12 Classic Archetypes in Branding
There are 12 classic archetypes according to psychologist Carl Jung and understanding their role helps to create a deep connection with their target market. These archetypes cover the spectrum, from those that convey comfort to others to those that create excitement and push boundaries.
Choosing the right archetype for your business or personal branding is essential. Today we talk about the Creator, or the Artist archetype that is also known as Inventor, Innovator, Musician, Writer and Dreamer, with a few examples from the history and nowadays. We will also explore if the creator archetype fits your brand and how you can apply it to create a stronger brand identity.
Creator Archetype Characteristics
“Every child is an artist, the problem is staying an artist when you grow up.” — Pablo Picasso
Motto: If you can imagine it, you can do it
Basic desire: to create things that remain in time
Objective: to realize a vision
Greater fear: poor vision or performance
Strategy: developing artistic skills
Weakness: perfectionism, poor solutions
Talent: creativity and execution
Essential qualities: authentic, visionary, passionate, expressive
Call: Daydreams paired with flashes of inspiration and a capacity for deep focus. An adversity to stasis. A desire to do things beautifully. A need to change. A desire to express oneself.
Setting: Imaginative, beautiful, well designed, full of art, music, abstract ideas, inspiring things, freedom, thinking out of the box, unusual, different, metaphoric, stylish. Heaven.
Shadow: Irrelevant, irresponsible, or destructive creativity. They may ignore reality. They may do everything for their art. They may want to play God.
Stages: Creativity is limited by what is known. Following own voice. Creation expresses personal genius.
Characters: Iris Apfel, Willy Wonka, Alexander McQueen
Brands: Lego, Adobe, Apple, Sony, Swatch, Crayola, Canon, Nintendo, youtube, Pinterest
Creator Archetype: Examples from History
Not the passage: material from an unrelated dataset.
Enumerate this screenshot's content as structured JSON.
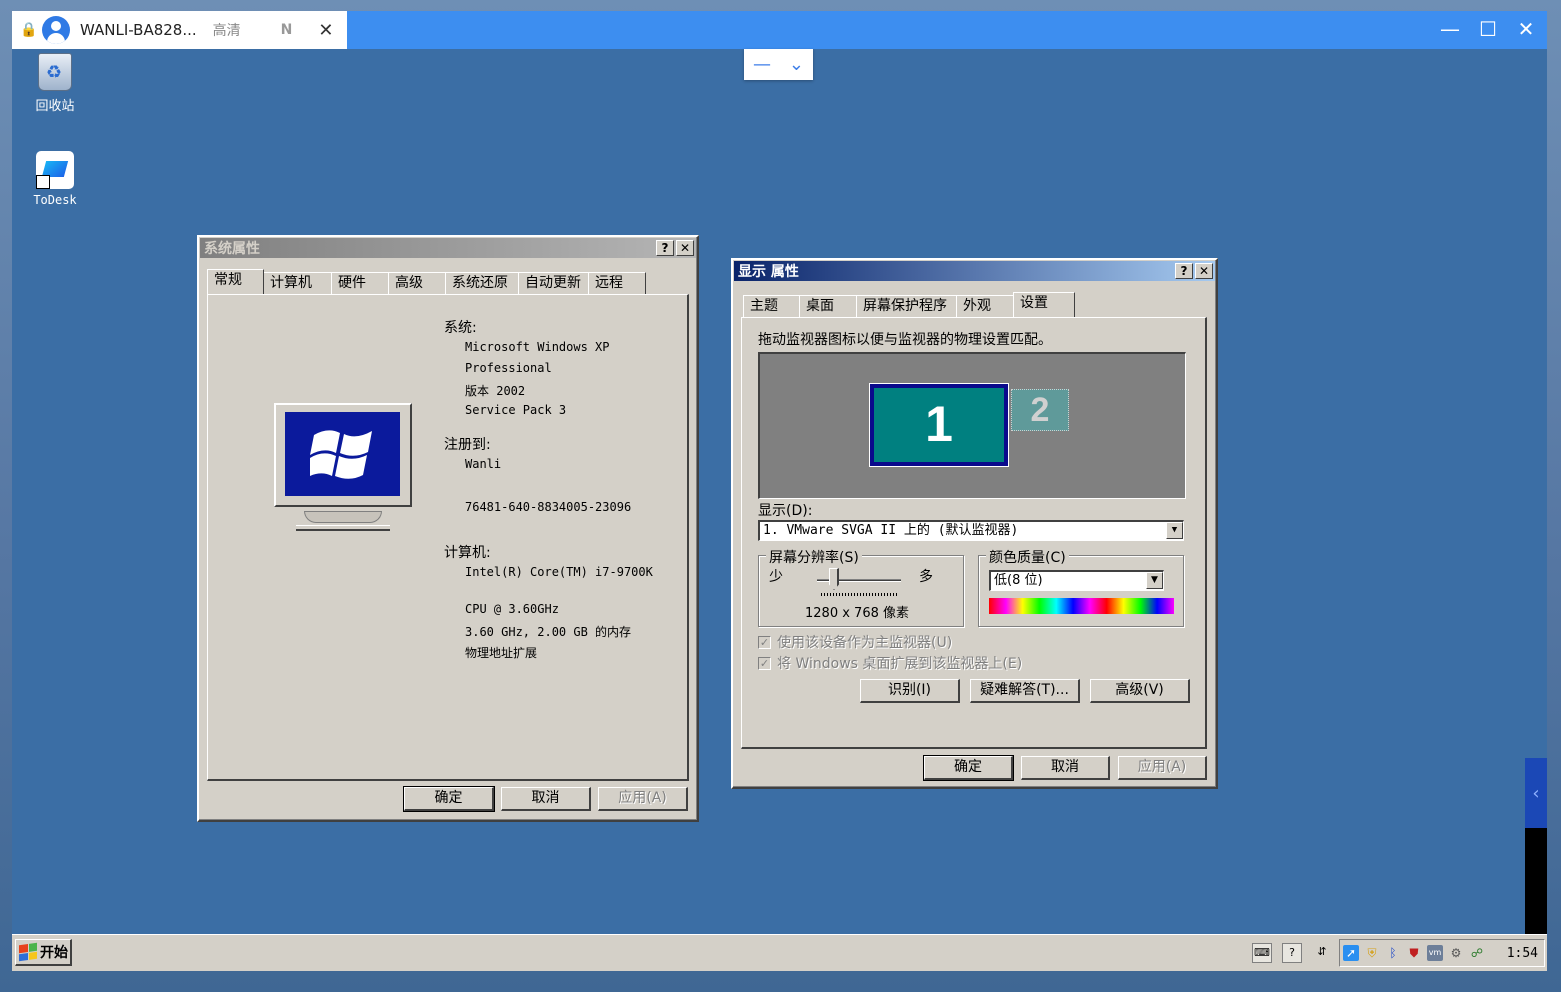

The Creator archetype is one of the most exciting archetypes with loads of vibrant examples among brands and personas. Think Pablo Picasso and Vincent van Gogh, both of whom have developed unique through their self expression and dedication to art. Regardless living rather difficult lives and often balancing on the edge of madness, both of them have become prominent figures in the history of art.
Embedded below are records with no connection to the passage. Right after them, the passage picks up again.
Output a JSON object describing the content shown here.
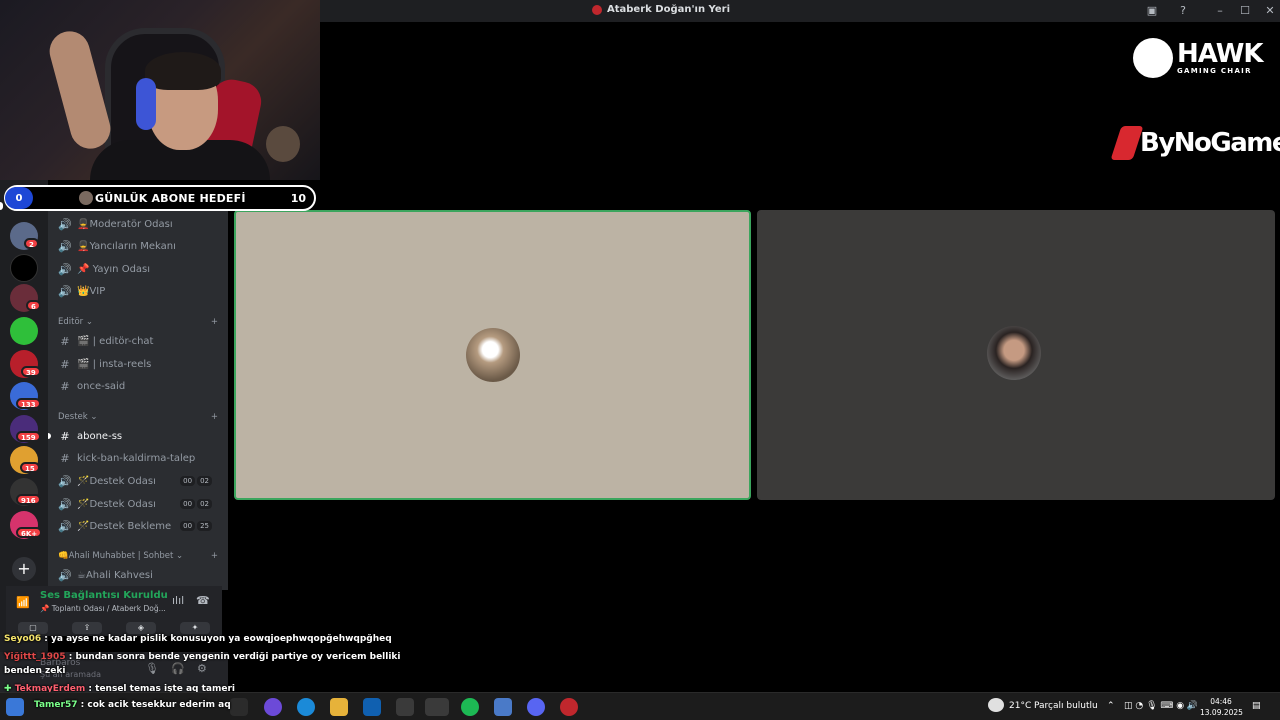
{
  "window": {
    "title": "Ataberk Doğan'ın Yeri",
    "controls": [
      "–",
      "☐",
      "✕"
    ]
  },
  "goal": {
    "label": "GÜNLÜK ABONE HEDEFİ",
    "start": "0",
    "target": "10"
  },
  "servers": [
    {
      "badge": "2"
    },
    {
      "badge": ""
    },
    {
      "badge": "6"
    },
    {
      "badge": ""
    },
    {
      "badge": "39"
    },
    {
      "badge": "133"
    },
    {
      "badge": "159"
    },
    {
      "badge": "15"
    },
    {
      "badge": "916"
    },
    {
      "badge": "6K+"
    }
  ],
  "channels": {
    "voice_top": [
      {
        "icon": "🔊",
        "label": "💂Moderatör Odası"
      },
      {
        "icon": "🔊",
        "label": "💂Yancıların Mekanı"
      },
      {
        "icon": "🔊",
        "label": "📌 Yayın Odası"
      },
      {
        "icon": "🔊",
        "label": "👑VIP"
      }
    ],
    "cat_editor": "Editör ⌄",
    "editor": [
      {
        "icon": "#",
        "label": "🎬 | editör-chat"
      },
      {
        "icon": "#",
        "label": "🎬 | insta-reels"
      },
      {
        "icon": "#",
        "label": "once-said"
      }
    ],
    "cat_destek": "Destek ⌄",
    "destek": [
      {
        "icon": "#",
        "label": "abone-ss"
      },
      {
        "icon": "#",
        "label": "kick-ban-kaldirma-talep"
      },
      {
        "icon": "🔊",
        "label": "🪄Destek Odası",
        "c1": "00",
        "c2": "02"
      },
      {
        "icon": "🔊",
        "label": "🪄Destek Odası",
        "c1": "00",
        "c2": "02"
      },
      {
        "icon": "🔊",
        "label": "🪄Destek Bekleme",
        "c1": "00",
        "c2": "25"
      }
    ],
    "cat_ahali": "👊Ahali Muhabbet | Sohbet ⌄",
    "ahali": [
      {
        "icon": "🔊",
        "label": "☕Ahali Kahvesi"
      }
    ]
  },
  "voice": {
    "status": "Ses Bağlantısı Kuruldu",
    "sub": "📌 Toplantı Odası / Ataberk Doğ..."
  },
  "user": {
    "name": "Barbaros",
    "status": "Şu an aramada"
  },
  "sponsors": {
    "hawk_name": "HAWK",
    "hawk_sub": "GAMING CHAIR",
    "bng_name": "ByNoGame"
  },
  "chat": [
    {
      "user": "Seyo06",
      "text": " : ya ayse ne kadar pislik konusuyon ya eowqjoephwqopğehwqpğheq"
    },
    {
      "user": "Yiğittt_1905",
      "text": " : bundan sonra bende yengenin verdiği partiye oy vericem belliki"
    },
    {
      "user": "",
      "text": "benden zeki"
    },
    {
      "user": "TekmayErdem",
      "text": " : tensel temas işte aq tameri"
    },
    {
      "user": "Tamer57",
      "text": " : cok acik tesekkur ederim aq"
    }
  ],
  "taskbar": {
    "temp": "21°C",
    "weather": "Parçalı bulutlu",
    "time": "04:46",
    "date": "13.09.2025"
  }
}
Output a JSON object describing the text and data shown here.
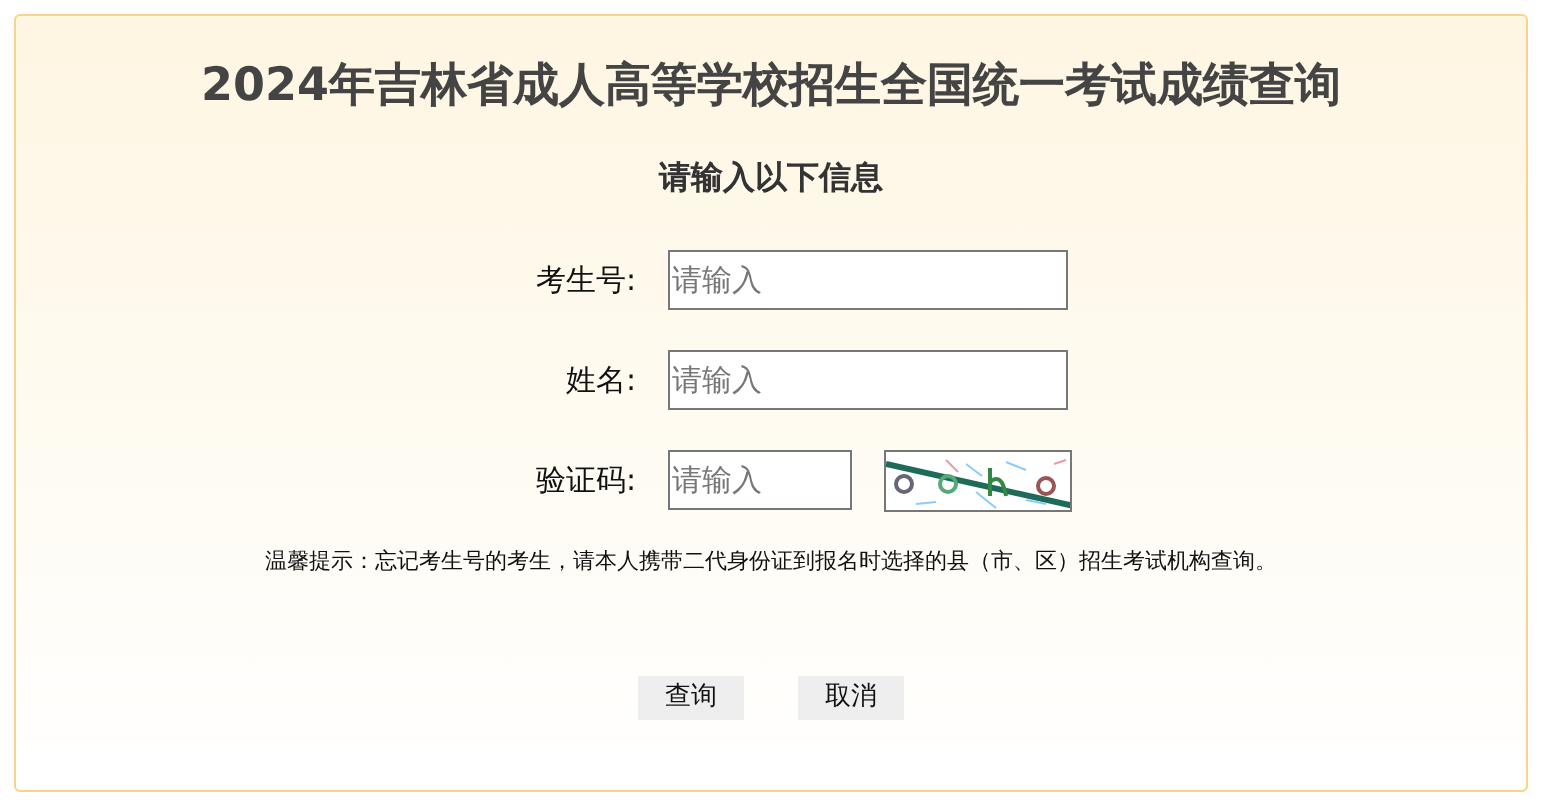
{
  "title": "2024年吉林省成人高等学校招生全国统一考试成绩查询",
  "subtitle": "请输入以下信息",
  "fields": [
    {
      "kind": "text",
      "label": "考生号:",
      "placeholder": "请输入"
    },
    {
      "kind": "text",
      "label": "姓名:",
      "placeholder": "请输入"
    },
    {
      "kind": "captcha",
      "label": "验证码:",
      "placeholder": "请输入"
    }
  ],
  "notice": "温馨提示：忘记考生号的考生，请本人携带二代身份证到报名时选择的县（市、区）招生考试机构查询。",
  "buttons": [
    "查询",
    "取消"
  ]
}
“Don’t think. Thinking is the enemy of creativity. It’s self-conscious and anything self-conscious is lousy. You can’t try to do things. You simply must do things.”- Ray Bradbury
In other artistic spheres we can think of fashion illustrators and fashion designers like Alexander McQueen as well as celebrities like Adele and Bjork. Composers like Ludwig van Beethoven, Amadeus Mozart and Johann Sebastian Bach shared the compulsion to be continually working and creating and constantly nurturing their talents and creativity.
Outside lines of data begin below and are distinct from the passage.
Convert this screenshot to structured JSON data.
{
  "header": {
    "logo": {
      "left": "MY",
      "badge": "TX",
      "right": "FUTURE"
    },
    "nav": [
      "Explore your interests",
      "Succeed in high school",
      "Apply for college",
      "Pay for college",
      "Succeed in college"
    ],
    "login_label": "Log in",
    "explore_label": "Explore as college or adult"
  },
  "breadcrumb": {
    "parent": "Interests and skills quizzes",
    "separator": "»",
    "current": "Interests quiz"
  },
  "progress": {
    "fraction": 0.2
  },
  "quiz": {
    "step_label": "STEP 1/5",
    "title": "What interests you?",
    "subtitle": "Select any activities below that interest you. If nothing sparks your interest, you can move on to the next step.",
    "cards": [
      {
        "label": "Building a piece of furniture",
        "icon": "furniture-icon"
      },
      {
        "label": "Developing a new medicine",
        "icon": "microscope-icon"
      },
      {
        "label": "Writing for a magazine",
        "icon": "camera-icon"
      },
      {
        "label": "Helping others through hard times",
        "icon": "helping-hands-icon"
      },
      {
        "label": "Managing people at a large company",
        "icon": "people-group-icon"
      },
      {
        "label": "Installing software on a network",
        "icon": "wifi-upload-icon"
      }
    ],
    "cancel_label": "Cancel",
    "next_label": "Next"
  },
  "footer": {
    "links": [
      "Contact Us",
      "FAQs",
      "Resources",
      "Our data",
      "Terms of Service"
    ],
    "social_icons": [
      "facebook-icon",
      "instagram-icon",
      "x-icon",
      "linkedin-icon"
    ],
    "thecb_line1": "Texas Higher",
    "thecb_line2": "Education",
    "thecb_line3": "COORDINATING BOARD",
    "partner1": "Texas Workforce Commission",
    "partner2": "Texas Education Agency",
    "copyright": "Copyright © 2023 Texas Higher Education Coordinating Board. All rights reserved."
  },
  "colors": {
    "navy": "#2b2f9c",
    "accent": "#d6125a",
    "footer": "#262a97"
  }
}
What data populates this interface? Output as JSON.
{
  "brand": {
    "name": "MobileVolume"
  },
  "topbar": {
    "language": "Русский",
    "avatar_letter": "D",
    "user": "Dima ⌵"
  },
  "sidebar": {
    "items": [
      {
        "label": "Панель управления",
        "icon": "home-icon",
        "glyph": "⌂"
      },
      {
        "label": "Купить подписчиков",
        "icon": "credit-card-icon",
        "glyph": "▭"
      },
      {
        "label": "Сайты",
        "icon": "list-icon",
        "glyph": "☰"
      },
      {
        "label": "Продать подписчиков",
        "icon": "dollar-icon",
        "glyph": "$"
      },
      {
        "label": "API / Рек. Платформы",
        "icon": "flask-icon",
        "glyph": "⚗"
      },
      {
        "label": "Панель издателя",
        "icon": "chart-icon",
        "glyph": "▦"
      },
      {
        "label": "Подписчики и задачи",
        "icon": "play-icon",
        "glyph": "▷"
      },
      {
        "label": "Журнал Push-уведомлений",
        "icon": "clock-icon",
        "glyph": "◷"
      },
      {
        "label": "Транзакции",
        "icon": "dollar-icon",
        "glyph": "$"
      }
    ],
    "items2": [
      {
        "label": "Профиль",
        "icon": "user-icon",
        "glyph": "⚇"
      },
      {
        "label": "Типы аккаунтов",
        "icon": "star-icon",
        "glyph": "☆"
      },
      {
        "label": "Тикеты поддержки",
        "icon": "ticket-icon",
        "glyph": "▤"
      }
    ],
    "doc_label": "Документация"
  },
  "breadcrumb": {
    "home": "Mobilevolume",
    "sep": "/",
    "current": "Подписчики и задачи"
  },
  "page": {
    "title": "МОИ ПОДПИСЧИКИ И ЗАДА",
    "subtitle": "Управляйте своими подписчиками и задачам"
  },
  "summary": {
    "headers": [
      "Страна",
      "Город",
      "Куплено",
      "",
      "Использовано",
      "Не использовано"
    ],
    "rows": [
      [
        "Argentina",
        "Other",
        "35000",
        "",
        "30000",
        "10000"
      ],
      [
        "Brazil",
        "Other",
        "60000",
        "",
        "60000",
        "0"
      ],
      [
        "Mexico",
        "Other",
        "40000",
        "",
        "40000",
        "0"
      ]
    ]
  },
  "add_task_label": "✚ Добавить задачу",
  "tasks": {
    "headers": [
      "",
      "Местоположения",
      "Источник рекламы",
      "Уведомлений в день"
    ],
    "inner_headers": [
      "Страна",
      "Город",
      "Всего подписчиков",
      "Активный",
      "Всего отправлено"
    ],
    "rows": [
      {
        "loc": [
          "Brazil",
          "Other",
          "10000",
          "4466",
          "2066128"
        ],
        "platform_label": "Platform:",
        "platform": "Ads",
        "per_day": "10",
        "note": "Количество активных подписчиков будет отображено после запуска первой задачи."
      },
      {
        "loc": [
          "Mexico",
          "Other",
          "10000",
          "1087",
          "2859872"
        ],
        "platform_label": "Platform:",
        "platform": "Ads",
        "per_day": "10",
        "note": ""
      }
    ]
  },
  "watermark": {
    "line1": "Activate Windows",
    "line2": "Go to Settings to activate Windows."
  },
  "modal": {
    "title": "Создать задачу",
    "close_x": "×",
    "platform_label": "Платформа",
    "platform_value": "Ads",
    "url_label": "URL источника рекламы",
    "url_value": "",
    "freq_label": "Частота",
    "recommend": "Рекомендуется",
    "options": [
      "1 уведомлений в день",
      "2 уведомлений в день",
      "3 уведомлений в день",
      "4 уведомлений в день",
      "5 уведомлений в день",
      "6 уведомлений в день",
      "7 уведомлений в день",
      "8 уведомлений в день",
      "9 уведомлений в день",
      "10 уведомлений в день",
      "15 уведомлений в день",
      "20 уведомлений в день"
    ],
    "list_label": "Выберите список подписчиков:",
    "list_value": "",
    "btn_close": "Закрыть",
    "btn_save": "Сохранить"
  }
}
Technology innovators like Steve Jobs are revered in modern culture, although they seem very different from the artistic heroes.
“Creativity is just connecting things. When you ask creative people how they did something, they feel a little guilty because they didn’t really do it, they just saw something. It seemed obvious to them after a while.”-Steve Jobs
Creator Archetype Example: Mr. Doodle
Mr Doodle is definitely one of the most vibrant modern examples of the Creator archetype. Not only he has created a strong personal brand around doodling, he successfully incorporates his brand in everything he does. Just one glance at Sam Cox is enough to recognize him – all of his clothes, his backpack and anything else he wears are covered with doodles. He is surrounded by spaces he has decorated with doodles and even his travel photos become canvases for his art.
He skillfully uses social media to share his final work as well as the process of creation and we get to see him as a performer. His time lapse videos are mesmerizing and his playful character and red hair just add to his image of a modern creator. His unique and recognizable style Has gained him worldwide recognition collaboration and collaboration with brands like Fendi, Hello Kitty and many others.
The creator archetype may be right for your brand if:
- it promotes self-expression, gives customers choices and options, helps foster innovation or is artistic in design
- you want to differentiate it from a “do-it-all” brand that leaves little room for the imagination
- your product has a do-it-yourself aspect that saves money
- your customer has the time to be creative
- your organisation has a creative culture
- help customers express or create, and foster their imagination.
The Creator archetype is great for brands that encourage self-expression, foster innovation, are artistic, have an element of ‘do-it-yourself’, are related to learning and development, or are in creative fields like marketing, public relations or the arts.
Does the Creator archetype fit your brand? If not stay tuned for other great examples coming soon.